Amongst the military leaders of history, Alexander the Great might well be considered the most successful and influential.
As King of Macedon and Hegemon of the League of Corinth, he began a campaign against the Persian Achaemenid Empire in 334 BC.
Through a series of stunning victories, often with fewer troops than his enemy, he overthrew Persian King Darius III and conquered the Achaemenid Empire in its entirety.
He then invaded India in 326 BC, but after further victory turned back due to the demands of mutinous troops.
In little over 10 years, his campaigning won the ancient Greeks an empire stretching some 3,000 miles from the Adriatic to the Punjab.
And all of that by the age of 32. But as he crossed back through modern day Iraq and spent time in the city of Babylon, Alexander died suddenly.
His death is a controversial point for historians – how did one of history’s most successful generals die so young? There are three main theories surrounding his demise, each with many fine details.
It seems very likely that Alexander was a heavy drinker, and there are tales of big drinking contests amongst his troops, which he often partook in and even organised.
In 328 BC, there was an infamous drunken brawl between Alexander and his friend Cleitus the Black, who had previously saved his life at the Battle of Granicus. This escalated into Alexander killing Cleitus with a javelin.
One account of his death said it came after downing a bowl of unmixed wine, in honour of Heracles, and that he was bedridden for eleven days and died without a fever.
A natural ailment
Alexander had been campaigning for over a decade and travelled 11,000 miles.
He had fought in some huge battles, and his desire to lead the line and get into the midst of the fighting meant he likely had some heavy wounds.
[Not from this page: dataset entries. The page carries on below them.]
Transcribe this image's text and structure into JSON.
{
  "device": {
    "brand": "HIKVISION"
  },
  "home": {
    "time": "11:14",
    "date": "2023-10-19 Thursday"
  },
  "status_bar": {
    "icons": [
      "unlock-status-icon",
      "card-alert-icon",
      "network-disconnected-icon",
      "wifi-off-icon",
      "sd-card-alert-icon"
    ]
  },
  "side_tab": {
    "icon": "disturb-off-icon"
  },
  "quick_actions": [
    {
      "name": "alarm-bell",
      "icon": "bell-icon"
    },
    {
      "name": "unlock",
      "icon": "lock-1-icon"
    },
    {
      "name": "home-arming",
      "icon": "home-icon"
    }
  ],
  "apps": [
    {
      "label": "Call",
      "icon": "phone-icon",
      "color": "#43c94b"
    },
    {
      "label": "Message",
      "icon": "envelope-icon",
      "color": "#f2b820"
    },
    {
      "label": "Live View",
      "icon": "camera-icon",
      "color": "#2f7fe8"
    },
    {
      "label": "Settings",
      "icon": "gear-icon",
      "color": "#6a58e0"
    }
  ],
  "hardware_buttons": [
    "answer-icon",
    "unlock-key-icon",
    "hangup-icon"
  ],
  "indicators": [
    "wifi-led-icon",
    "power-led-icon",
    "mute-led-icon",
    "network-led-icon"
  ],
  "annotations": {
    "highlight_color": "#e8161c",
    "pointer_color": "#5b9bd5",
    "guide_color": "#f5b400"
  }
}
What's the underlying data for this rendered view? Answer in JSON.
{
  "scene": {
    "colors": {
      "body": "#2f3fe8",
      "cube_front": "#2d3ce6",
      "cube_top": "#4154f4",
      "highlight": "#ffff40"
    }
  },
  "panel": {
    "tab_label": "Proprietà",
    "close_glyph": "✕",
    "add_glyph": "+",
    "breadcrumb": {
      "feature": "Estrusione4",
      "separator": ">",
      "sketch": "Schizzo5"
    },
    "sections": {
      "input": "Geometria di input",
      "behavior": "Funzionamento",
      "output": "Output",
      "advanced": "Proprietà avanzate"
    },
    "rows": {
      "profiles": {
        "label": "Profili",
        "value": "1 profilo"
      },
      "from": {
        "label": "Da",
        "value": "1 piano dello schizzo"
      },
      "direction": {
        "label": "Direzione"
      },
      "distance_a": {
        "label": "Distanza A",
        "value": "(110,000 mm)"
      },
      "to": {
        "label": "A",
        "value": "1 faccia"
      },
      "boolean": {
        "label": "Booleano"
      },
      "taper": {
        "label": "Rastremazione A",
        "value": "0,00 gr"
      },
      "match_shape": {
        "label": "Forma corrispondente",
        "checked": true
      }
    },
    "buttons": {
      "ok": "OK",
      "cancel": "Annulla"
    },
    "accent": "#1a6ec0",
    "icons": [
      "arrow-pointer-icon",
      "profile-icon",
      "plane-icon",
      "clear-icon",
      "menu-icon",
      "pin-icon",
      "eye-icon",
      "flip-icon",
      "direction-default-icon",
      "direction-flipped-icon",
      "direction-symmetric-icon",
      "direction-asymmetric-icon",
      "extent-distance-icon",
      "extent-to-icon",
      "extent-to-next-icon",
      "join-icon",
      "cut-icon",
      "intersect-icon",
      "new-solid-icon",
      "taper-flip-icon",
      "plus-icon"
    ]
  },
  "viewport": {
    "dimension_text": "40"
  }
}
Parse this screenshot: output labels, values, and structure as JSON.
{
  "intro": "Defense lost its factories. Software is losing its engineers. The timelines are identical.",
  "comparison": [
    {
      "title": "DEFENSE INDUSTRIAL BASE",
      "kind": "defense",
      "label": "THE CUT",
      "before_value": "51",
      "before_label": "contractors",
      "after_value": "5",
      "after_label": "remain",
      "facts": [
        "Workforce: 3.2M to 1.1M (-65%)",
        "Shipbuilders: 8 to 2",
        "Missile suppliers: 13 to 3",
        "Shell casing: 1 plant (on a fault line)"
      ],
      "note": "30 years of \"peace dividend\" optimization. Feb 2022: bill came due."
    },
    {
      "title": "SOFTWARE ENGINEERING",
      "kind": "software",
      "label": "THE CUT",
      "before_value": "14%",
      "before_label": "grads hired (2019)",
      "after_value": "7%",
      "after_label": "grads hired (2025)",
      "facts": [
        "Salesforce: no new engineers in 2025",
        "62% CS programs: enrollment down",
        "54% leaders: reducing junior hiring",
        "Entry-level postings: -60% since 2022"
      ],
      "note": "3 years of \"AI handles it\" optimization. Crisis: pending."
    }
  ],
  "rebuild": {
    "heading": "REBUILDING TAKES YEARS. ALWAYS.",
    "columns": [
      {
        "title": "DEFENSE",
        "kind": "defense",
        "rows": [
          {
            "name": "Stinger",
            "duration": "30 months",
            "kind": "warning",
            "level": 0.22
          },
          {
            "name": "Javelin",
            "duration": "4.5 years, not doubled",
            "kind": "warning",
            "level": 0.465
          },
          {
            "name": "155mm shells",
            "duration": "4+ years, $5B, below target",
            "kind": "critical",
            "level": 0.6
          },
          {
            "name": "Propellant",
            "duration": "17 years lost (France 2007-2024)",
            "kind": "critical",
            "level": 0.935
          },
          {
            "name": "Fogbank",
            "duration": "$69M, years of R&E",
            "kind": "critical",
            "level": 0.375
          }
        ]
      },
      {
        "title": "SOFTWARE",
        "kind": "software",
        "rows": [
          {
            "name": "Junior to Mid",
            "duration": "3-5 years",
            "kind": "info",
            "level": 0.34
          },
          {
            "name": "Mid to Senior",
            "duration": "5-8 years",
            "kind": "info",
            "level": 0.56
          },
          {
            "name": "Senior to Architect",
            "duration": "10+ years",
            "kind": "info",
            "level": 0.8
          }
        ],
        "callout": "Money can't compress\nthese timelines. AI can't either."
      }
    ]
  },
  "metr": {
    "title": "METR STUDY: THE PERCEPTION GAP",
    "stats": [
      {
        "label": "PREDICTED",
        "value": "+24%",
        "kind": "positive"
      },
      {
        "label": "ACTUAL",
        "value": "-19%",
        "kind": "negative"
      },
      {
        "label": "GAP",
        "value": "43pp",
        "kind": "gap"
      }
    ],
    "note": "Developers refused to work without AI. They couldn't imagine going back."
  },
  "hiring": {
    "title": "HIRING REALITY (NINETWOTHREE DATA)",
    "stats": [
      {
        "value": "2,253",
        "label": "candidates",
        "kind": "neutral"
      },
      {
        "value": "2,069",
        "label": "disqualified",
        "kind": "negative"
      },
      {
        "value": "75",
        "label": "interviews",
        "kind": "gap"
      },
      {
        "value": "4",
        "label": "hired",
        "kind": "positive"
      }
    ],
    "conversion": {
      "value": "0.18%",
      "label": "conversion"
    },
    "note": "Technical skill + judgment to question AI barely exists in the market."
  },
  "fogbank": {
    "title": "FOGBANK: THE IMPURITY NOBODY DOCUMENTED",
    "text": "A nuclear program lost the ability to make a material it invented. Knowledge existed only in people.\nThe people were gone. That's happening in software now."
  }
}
All of this, combined with his heavy drinking, would have taken a significant physical toll on the still young King.
It is also reported that the death of his close friend Hephaestion caused him significant mental anguish, and when Alexander himself died he was planning monuments in his friend’s honour.
But even physically and mentally weakened people usually need an ailment to kill them, and there are theories that he died of a disease. It is possible that he contracted malaria having travelled to the Punjab and back across the Middle East.
A University of Maryland report from 1998 concluded that reports of Alexander’s symptoms match those of typhoid fever, which was common in ancient Babylon.
In his later years Alexander was known to have been increasingly vane, autocratic and unstable. His early reign included a ruthless killing streak as he tried to protect his throne, and it’s likely that he had made many enemies at home.
Despite his many success, his adoption of some Persian practises also made him fall foul of his own followers and countrymen.
Furthermore, Macedonians had somewhat of a tradition for assassinating their leaders – his father, Phillip II, had died at the assassin’s sword as he fled from a wedding feast.
Alleged perpetrators of Alexander’s murder include one of his wives, his generals, the royal cup bearer and even his half-brother. If he was killed by one of them, then poisoning was the weapon of choice – and it was perhaps somewhat masked by a fever.